What is the approval process for a building permit?

Each building permit application undergoes a zoning review and an Ontario Building Code construction standards review. Building Services staff will inform you whether additional approvals are required before a building permit can be issued.

Committee of Adjustment/Land Division Application for projects that do not comply with the zoning by-law.

Nickel District Conservation Authority for properties located in a flood plain or adjacent to any watercourse within the City. Call (705) 674-5249.

Additional agencies may include: Engineering Services, Fire Services, Sudbury & District Health Unit, Ministry of Transportation, Greater Sudbury Utilities or Hydro One Network.

The property owner is responsible for obtaining required approvals from all agencies and authorities. A building permit cannot be issued until all requirements have been met.

How long does it take to process a building permit?

It takes approximately five (5) to ten (10) working days to process and issue a building permit, provided your proposal complies with the Building Code, the local zoning by-law and all other applicable laws.

If a zoning change or a minor variance is necessary or if building plans must be altered to comply with the Building Code, it will take longer to obtain your permit.

Incomplete applications or plans will not be accepted. Assembling and submitting the proper documentation will hasten your application through the approvals process. Contact Building Services for information at 705-674-4455, extension 4278. 

What is a BCIN and when is it required?

 A BCIN (Building Code Identification Number) is issued to designers by the Ministry of Municipal Affairs and Housing.

In general, designers other than professional engineers and architects that engage in the following 'design activities” are required to meet the qualification/registration requirements under the Building Code: 

Preparing a design as part of a building permit application;

Giving information or an opinion concerning whether a building or part of a building complies with the Building Code if the information or opinion is to be submitted to a chief building official in connection with a building permit application; and

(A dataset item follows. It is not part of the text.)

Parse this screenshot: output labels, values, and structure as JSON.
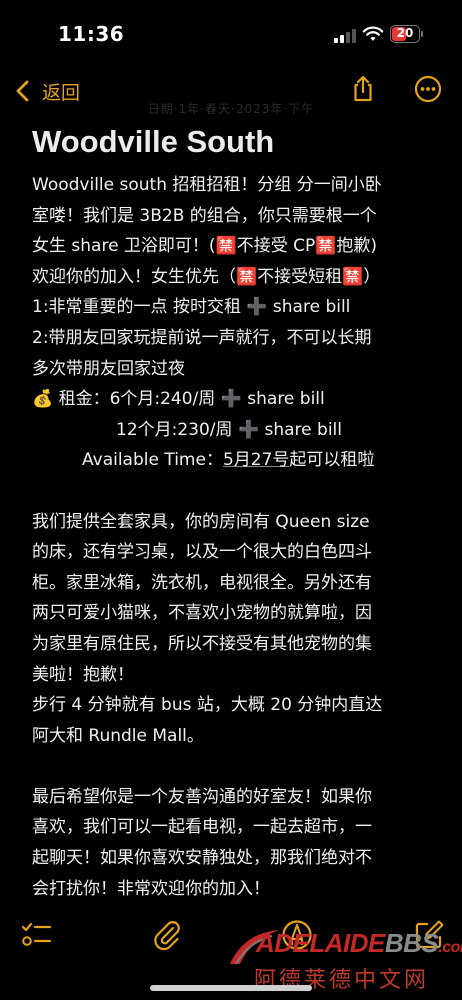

Preparing a written report for submission to the chief building official based on a general review, where a general review is required by the Building Code.

Homeowner's who do their own design work are not required to obtain a BCIN.